Work is also ongoing to model capillary pressure within the three-phase zone at the base of hydrate stability. In this zone, capillary effects cause hydrate, water, and gas to occupy distinct regions of the pore size distribution of the host sediment. Because host sediments have a distribution of pore sizes, capillary effects cause the base of hydrate stability to be located at different depths in pores of different sizes. The result is a zone over which gas replaces hydrate as the phase occupying the largest pores.
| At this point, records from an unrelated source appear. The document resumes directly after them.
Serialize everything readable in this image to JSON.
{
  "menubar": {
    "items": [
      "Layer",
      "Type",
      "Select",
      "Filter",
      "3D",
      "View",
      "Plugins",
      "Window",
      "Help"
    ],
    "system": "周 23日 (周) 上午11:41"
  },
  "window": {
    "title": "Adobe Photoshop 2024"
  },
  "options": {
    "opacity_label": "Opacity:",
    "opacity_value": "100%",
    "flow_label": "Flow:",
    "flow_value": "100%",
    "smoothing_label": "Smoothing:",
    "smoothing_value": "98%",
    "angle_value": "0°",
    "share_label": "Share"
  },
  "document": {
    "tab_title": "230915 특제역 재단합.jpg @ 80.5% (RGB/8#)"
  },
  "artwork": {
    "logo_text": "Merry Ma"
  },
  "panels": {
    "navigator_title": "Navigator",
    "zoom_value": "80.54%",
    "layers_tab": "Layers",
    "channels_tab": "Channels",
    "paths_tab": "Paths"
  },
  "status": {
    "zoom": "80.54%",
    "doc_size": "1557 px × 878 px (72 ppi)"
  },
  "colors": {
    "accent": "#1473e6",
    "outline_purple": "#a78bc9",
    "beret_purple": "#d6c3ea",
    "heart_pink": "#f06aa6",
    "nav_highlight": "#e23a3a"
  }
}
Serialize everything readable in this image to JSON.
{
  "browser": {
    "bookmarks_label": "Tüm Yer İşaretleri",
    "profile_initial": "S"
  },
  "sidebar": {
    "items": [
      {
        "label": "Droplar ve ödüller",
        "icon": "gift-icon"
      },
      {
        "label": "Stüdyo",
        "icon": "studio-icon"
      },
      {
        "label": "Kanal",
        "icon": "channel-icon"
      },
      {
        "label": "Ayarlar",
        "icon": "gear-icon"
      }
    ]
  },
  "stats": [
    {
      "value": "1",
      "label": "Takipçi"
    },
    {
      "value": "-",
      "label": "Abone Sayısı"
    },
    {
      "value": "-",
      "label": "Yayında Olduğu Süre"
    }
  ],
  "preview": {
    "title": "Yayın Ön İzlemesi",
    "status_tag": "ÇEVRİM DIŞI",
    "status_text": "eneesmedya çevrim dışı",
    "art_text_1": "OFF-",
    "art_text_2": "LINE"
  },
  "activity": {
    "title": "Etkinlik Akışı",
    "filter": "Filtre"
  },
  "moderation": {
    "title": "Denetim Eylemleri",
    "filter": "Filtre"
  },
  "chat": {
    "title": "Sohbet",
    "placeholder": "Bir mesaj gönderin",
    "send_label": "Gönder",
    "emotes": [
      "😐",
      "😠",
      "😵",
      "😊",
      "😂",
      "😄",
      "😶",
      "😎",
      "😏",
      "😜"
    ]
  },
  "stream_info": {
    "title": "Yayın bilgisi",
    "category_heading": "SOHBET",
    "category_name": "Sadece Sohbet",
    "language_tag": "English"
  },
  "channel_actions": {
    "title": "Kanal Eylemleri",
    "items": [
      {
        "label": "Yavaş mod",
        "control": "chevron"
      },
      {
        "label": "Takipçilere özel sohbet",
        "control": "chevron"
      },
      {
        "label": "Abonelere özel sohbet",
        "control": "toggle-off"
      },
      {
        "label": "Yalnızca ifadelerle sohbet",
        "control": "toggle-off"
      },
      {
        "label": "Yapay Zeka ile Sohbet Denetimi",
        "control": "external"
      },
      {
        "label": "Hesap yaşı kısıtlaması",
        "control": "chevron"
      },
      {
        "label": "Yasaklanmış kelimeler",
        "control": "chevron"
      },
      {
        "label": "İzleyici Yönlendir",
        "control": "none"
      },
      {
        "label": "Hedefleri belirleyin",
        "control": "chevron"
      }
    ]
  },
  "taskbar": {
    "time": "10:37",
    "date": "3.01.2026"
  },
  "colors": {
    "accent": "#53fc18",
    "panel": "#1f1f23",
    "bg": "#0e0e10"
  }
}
This model has been applied to Blake Ridge and Hydrate Ridge as test cases, and will ultimately be applied to Walker Ridge to investigate the effects of methane recycling at the base of hydrate stability.
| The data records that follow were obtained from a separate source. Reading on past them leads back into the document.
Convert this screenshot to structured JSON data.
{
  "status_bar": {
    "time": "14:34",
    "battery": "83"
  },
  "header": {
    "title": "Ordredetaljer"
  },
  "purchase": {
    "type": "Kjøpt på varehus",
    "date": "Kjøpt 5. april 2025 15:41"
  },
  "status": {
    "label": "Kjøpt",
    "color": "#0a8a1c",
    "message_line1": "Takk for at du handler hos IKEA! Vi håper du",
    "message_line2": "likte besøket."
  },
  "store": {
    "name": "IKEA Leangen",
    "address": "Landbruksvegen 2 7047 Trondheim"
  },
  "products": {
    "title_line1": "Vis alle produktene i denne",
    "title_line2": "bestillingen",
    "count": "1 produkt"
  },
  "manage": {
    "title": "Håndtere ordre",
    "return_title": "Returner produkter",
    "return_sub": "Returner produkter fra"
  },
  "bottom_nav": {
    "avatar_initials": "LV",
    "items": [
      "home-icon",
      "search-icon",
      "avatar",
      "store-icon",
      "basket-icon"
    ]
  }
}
A 3-D basin-scale reservoir simulator was modified to include methanogenesis, sedimentation, salinity, and pore size effects on hydrate stability. The model domain was created for a realistic representation of a hydrate sand layer at WR313 and sediment properties and has been modified to reflect log data calculations. The 1-D reactive transport model has been designed and benchmarked against existing simulations. Physical properties of the sediments at WR313 have been refined based on reactive transport model results, pore size distributions, and nuclear magnetic resonance log data. Simulations of dissolved methane migration mechanisms (short-distance diffusive migration, short-distance advective transport, and long-distance advective transport) have been conducted to assess the methane flux time scales required to develop the massive hydrate accumulations observed at WR 313. Simulation results suggest that a combination of diffusive and advective methane flux may be responsible for the hydrate saturations at WR313. Work is ongoing to (1) assess the methane budget required for the presence of a gas phase by defining methane availability, local solubility, and the amount of methane that may be present in the gas phase; (2) assess whether the gas phase accumulated beneath the methane hydrate stability zone can contribute significantly to hydrate saturations and evaluate the conditions and geologic settings in which significant updip migration can be expected; and (3) evaluate the fate of hydrate that moves below the base of the MHSZ as a result of sedimentation.
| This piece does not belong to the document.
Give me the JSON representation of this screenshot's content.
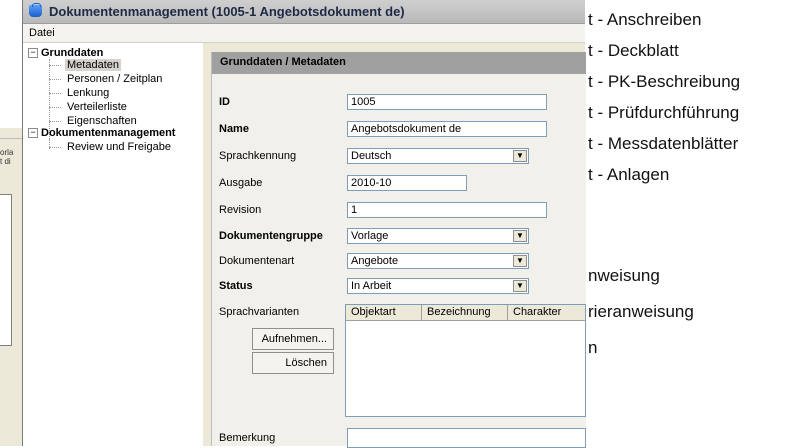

NETL – Stephen Henry (email@example.com or 304-285-2083)
University of Texas at Austin – Hugh Daigle (firstname.lastname@example.org or 512-471-3775)